House committee unanimously passes correctional uniforms bill after testimony


The House Public Safety and Emergency Preparedness Committee today unanimously passed a measure to allow correctional officers’ uniforms be made by the private sector, rather than inmates.

House Bill 2346, sponsored by Rep. Maureen Walsh, R-Walla Walla, would exempt corrections officers’ uniforms from the state requirement for all agencies and the Legislature to purchase all goods and services from inmate work programs operated by the Department of Corrections.

“I’m so pleased the committee acted swiftly to move this proposal forward in the legislative process,” Walsh said. “I believe the testimony was so compelling from officers about the poor quality of their uniforms. They put their lives on the line every day, and they deserve better.”

During the hearing, John Christy, a correctional officer at the Walla Walla Penitentiary brought an example of a uniform made by inmates and worn by officers. He explained that the poor workmanship results in tears, zippers breaking, and pants that are too short.

“I don’t have a gun, baton or Taser. My uniform is one of my more important tools. By having a presence in the offender community, I am able to garner respect because of my uniform,”  Christy testified. “I go into combat every day. I need something I can rely on. If I don’t feel comfortable walking around because my uniform doesn’t fit right, I’m already at a disadvantage.”

Other corrections officers from across the state testified about the poor workmanship, lack of mobility, and morale surrounding the uniforms.

Immediately after the testimony, the committee went into an executive session and passed the bill unanimously. It will now be considered for action by the full House of Representatives.

The 60-day regular session is scheduled to adjourn March 8.


Watch the committee hearing on TVW here.

For more information, contact: Sarah Stewart, Public Information Officer, (360) 786-7720



Rep. Maureen Walsh, R-Walla Walla, discusses why she sponsored legislation to no longer have correctional officers’ uniforms made by prisoners, Jan. 27. Courtesy House of Representatives.

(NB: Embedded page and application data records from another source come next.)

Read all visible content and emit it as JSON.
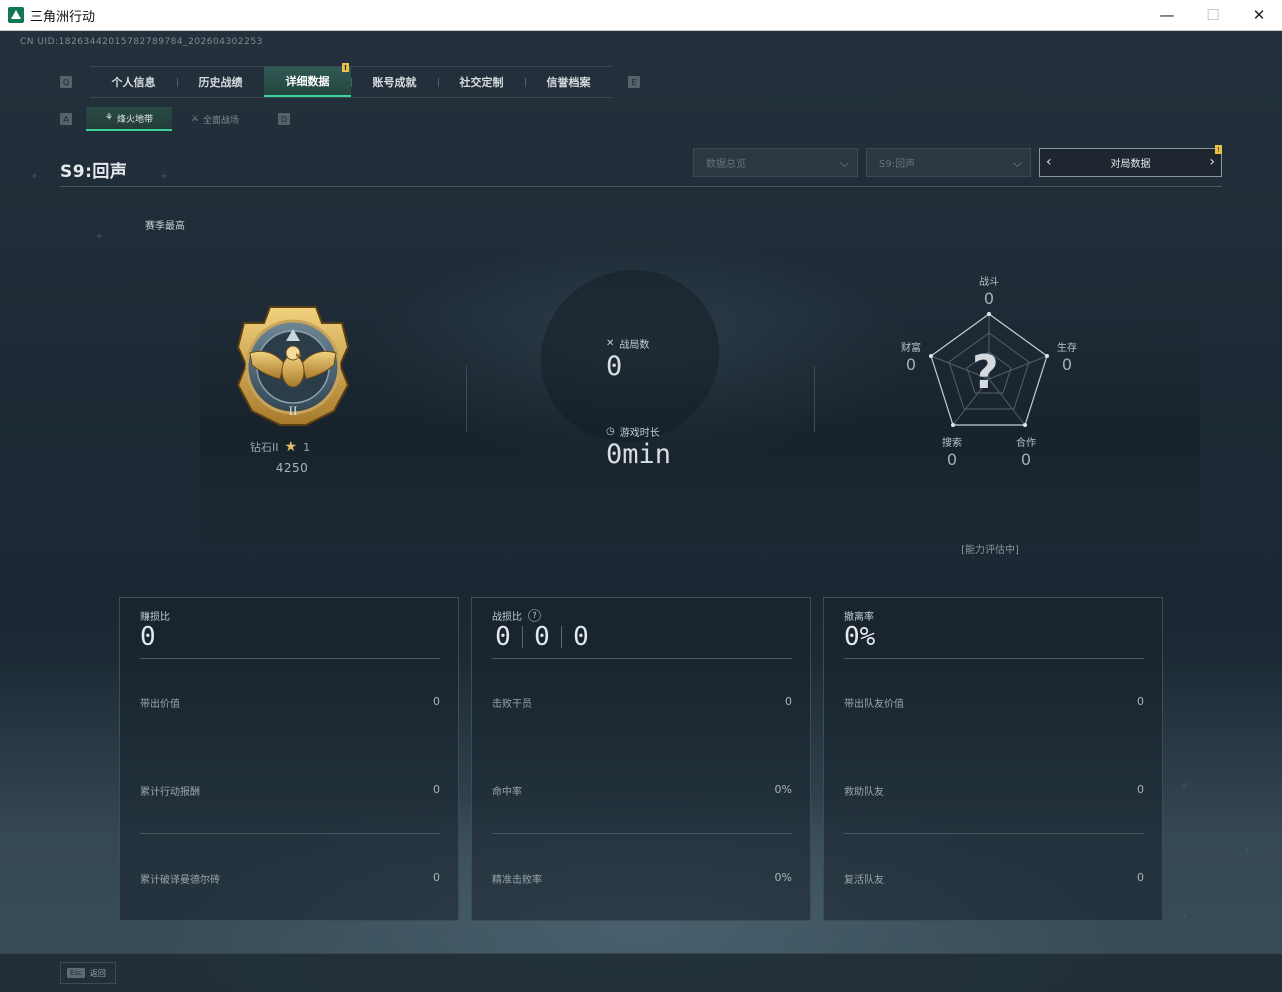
{
  "window": {
    "title": "三角洲行动",
    "minimize": "—",
    "maximize": "☐",
    "close": "✕"
  },
  "uid_text": "CN UID:18263442015782789784_202604302253",
  "tabs": {
    "left_key": "Q",
    "right_key": "E",
    "items": [
      {
        "label": "个人信息"
      },
      {
        "label": "历史战绩"
      },
      {
        "label": "详细数据",
        "badge": "!"
      },
      {
        "label": "账号成就"
      },
      {
        "label": "社交定制"
      },
      {
        "label": "信誉档案"
      }
    ]
  },
  "subtabs": {
    "left_key": "A",
    "right_key": "D",
    "items": [
      {
        "label": "烽火地带",
        "icon": "⚘"
      },
      {
        "label": "全面战场",
        "icon": "⚔"
      }
    ]
  },
  "season": {
    "title": "S9:回声",
    "dropdown_mode": "数据总览",
    "dropdown_season": "S9:回声",
    "stepper_label": "对局数据",
    "stepper_badge": "!",
    "left_arrow": "‹",
    "right_arrow": "›"
  },
  "best_label": "赛季最高",
  "rank": {
    "name": "钻石II",
    "stars": "1",
    "star_icon": "★",
    "score": "4250",
    "emblem_numeral": "II"
  },
  "center_stats": {
    "matches_label": "战局数",
    "matches_value": "0",
    "matches_icon": "✕",
    "playtime_label": "游戏时长",
    "playtime_value": "0min",
    "playtime_icon": "◷"
  },
  "radar": {
    "combat_label": "战斗",
    "combat_value": "0",
    "survival_label": "生存",
    "survival_value": "0",
    "coop_label": "合作",
    "coop_value": "0",
    "search_label": "搜索",
    "search_value": "0",
    "wealth_label": "财富",
    "wealth_value": "0",
    "unknown_mark": "?",
    "status": "[能力评估中]"
  },
  "cards": {
    "profit": {
      "label": "赚损比",
      "value": "0",
      "rows": [
        {
          "label": "带出价值",
          "value": "0"
        },
        {
          "label": "累计行动报酬",
          "value": "0"
        },
        {
          "label": "累计破译曼德尔砖",
          "value": "0"
        }
      ]
    },
    "kd": {
      "label": "战损比",
      "help": "?",
      "values": [
        "0",
        "0",
        "0"
      ],
      "rows": [
        {
          "label": "击败干员",
          "value": "0"
        },
        {
          "label": "命中率",
          "value": "0%"
        },
        {
          "label": "精准击败率",
          "value": "0%"
        }
      ]
    },
    "extract": {
      "label": "撤离率",
      "value": "0%",
      "rows": [
        {
          "label": "带出队友价值",
          "value": "0"
        },
        {
          "label": "救助队友",
          "value": "0"
        },
        {
          "label": "复活队友",
          "value": "0"
        }
      ]
    }
  },
  "bottom": {
    "esc_key": "Esc",
    "esc_label": "返回"
  }
}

John Christy, a correctional officer at the Walla Walla Penitentiary, shows committee members one of the uniforms made by inmates for a corrections officer, Jan. 27. Courtesy House of Representatives.


Washington State House Republican Communications